‘Predominantly, I like taking people out for a really nice sail around the harbour. In doing that, I’ll show them little things that the guidebooks never would. I know when I’ve done a good job because people are so appreciative and that gives me a lot of pleasure.’
I really like taking couples who want an introduction to sailing. It doesn’t matter if they’ve never sailed before. I’ll slowly introduce them to it and say simple things like ‘Hold that’. After half an hour or so, I’ll say, ‘Do you want to have a steer?’ As opposed to learning about dozens of knots, which you can learn later, they’ll just enjoy sailing and get a feel for it. You can learn the other stuff in a book over the winter if you want.’
‘I even advertise that dogs are welcome. Last year a couple brought a lurcher and an Alsatian with them – the dogs took up almost as much space as they did, but it didn’t matter.’
Who can sail with Scratch?
Finally, I wanted to know more about the kinds of people Scratch is set up to serve.
‘I’ll take anybody.
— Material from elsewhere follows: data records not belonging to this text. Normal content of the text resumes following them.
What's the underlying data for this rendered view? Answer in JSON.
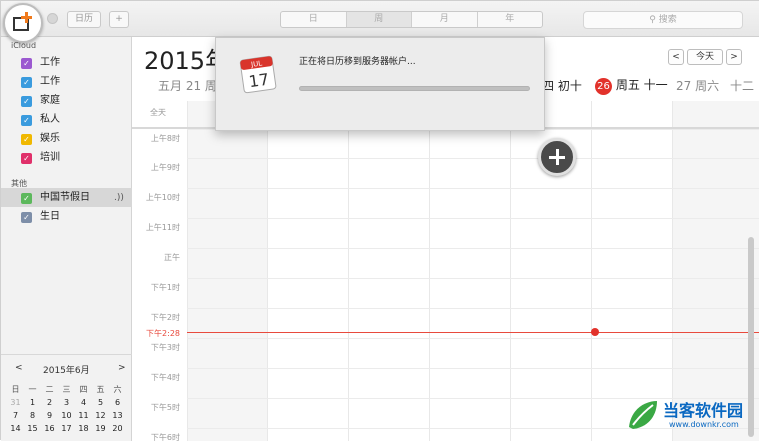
{
  "toolbar": {
    "calendars_button": "日历",
    "add_button": "+",
    "views": [
      "日",
      "周",
      "月",
      "年"
    ],
    "active_view": "周",
    "search_placeholder": "搜索"
  },
  "sidebar": {
    "icloud_group": "iCloud",
    "icloud_items": [
      {
        "label": "工作",
        "color": "#9b59d0"
      },
      {
        "label": "工作",
        "color": "#3a9bde"
      },
      {
        "label": "家庭",
        "color": "#3a9bde"
      },
      {
        "label": "私人",
        "color": "#3a9bde"
      },
      {
        "label": "娱乐",
        "color": "#f0b800"
      },
      {
        "label": "培训",
        "color": "#e0306a"
      }
    ],
    "other_group": "其他",
    "other_items": [
      {
        "label": "中国节假日",
        "color": "#5cb85c"
      },
      {
        "label": "生日",
        "color": "#7d8ea8"
      }
    ]
  },
  "mini_calendar": {
    "title": "2015年6月",
    "prev": "<",
    "next": ">",
    "weekdays": [
      "日",
      "一",
      "二",
      "三",
      "四",
      "五",
      "六"
    ],
    "rows": [
      [
        "31",
        "1",
        "2",
        "3",
        "4",
        "5",
        "6"
      ],
      [
        "7",
        "8",
        "9",
        "10",
        "11",
        "12",
        "13"
      ],
      [
        "14",
        "15",
        "16",
        "17",
        "18",
        "19",
        "20"
      ]
    ]
  },
  "main": {
    "title": "2015年",
    "today_button": "今天",
    "prev": "<",
    "next": ">",
    "day_header_left": "五月 21 周",
    "day_header_mid": "四  初十",
    "today_day": "26",
    "day_header_right": "周五 十一",
    "day_header_sat": "27 周六",
    "day_header_last": "十二",
    "allday_label": "全天",
    "hour_labels": [
      "上午8时",
      "上午9时",
      "上午10时",
      "上午11时",
      "正午",
      "下午1时",
      "下午2时",
      "下午3时",
      "下午4时",
      "下午5时",
      "下午6时"
    ],
    "now_label": "下午2:28"
  },
  "popup": {
    "icon_month": "JUL",
    "icon_day": "17",
    "message": "正在将日历移到服务器帐户...",
    "progress": 1.0
  },
  "watermark": {
    "title": "当客软件园",
    "url": "www.downkr.com"
  },
  "colors": {
    "accent_red": "#e2322b",
    "watermark_blue": "#0a68c1"
  }
}
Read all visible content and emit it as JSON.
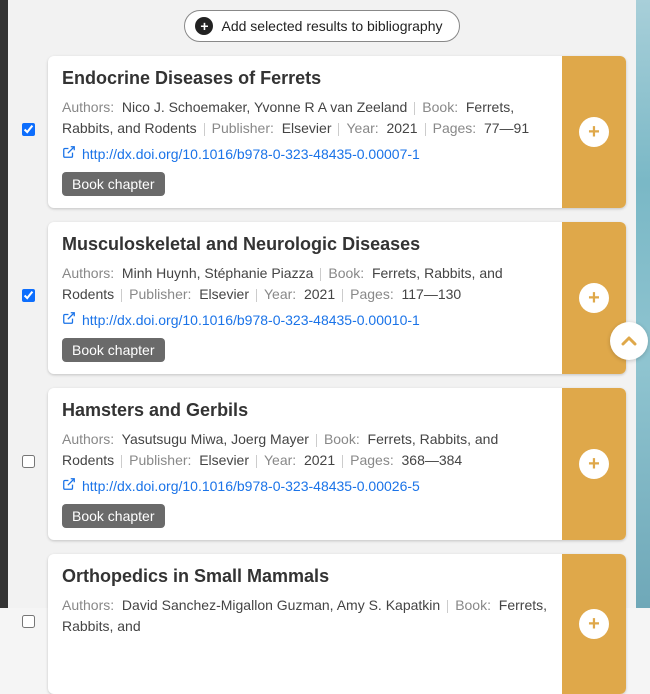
{
  "toolbar": {
    "add_selected_label": "Add selected results to bibliography"
  },
  "labels": {
    "authors": "Authors:",
    "book": "Book:",
    "publisher": "Publisher:",
    "year": "Year:",
    "pages": "Pages:"
  },
  "type_chip": "Book chapter",
  "results": [
    {
      "checked": true,
      "title": "Endocrine Diseases of Ferrets",
      "authors": "Nico J. Schoemaker, Yvonne R A van Zeeland",
      "book": "Ferrets, Rabbits, and Rodents",
      "publisher": "Elsevier",
      "year": "2021",
      "pages": "77—91",
      "doi": "http://dx.doi.org/10.1016/b978-0-323-48435-0.00007-1"
    },
    {
      "checked": true,
      "title": "Musculoskeletal and Neurologic Diseases",
      "authors": "Minh Huynh, Stéphanie Piazza",
      "book": "Ferrets, Rabbits, and Rodents",
      "publisher": "Elsevier",
      "year": "2021",
      "pages": "117—130",
      "doi": "http://dx.doi.org/10.1016/b978-0-323-48435-0.00010-1"
    },
    {
      "checked": false,
      "title": "Hamsters and Gerbils",
      "authors": "Yasutsugu Miwa, Joerg Mayer",
      "book": "Ferrets, Rabbits, and Rodents",
      "publisher": "Elsevier",
      "year": "2021",
      "pages": "368—384",
      "doi": "http://dx.doi.org/10.1016/b978-0-323-48435-0.00026-5"
    },
    {
      "checked": false,
      "title": "Orthopedics in Small Mammals",
      "authors": "David Sanchez-Migallon Guzman, Amy S. Kapatkin",
      "book": "Ferrets, Rabbits, and",
      "publisher": "",
      "year": "",
      "pages": "",
      "doi": ""
    }
  ]
}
The only exception is that I’m not so keen on taking kids who are pushed into it. It’s OK if the parents come with them, but I’m not really set up for them by themselves – it tends to be better if they learn somewhere where there are other kids.’
‘I’ve also got a launch called Ibis that’s for hire daily or weekly. I’ll even take people for a cruise on the launch if they don’t want to sail themselves. I can show them and tell them things about sailing and the harbour, and they’ll be amazed at how much they can learn.’
‘There’s certainly no pressure – I can usually quickly tell what people want to know and aren’t interested in.’
We ended our conversation there, but I for one could have easily continued chatting all day. Fitting for someone whose live has been filled with such adventure, Scratch has written an autobiography which will be published this year by Matador (title to be confirmed).
Whether you’re interested in learning to sail, topping up your skills, enjoying a few river cruises or racing around the harbour, there are all the waterborne options you need in Salcombe, Dartmouth and the surrounding South Devon area.
Why not book a well-deserved break today?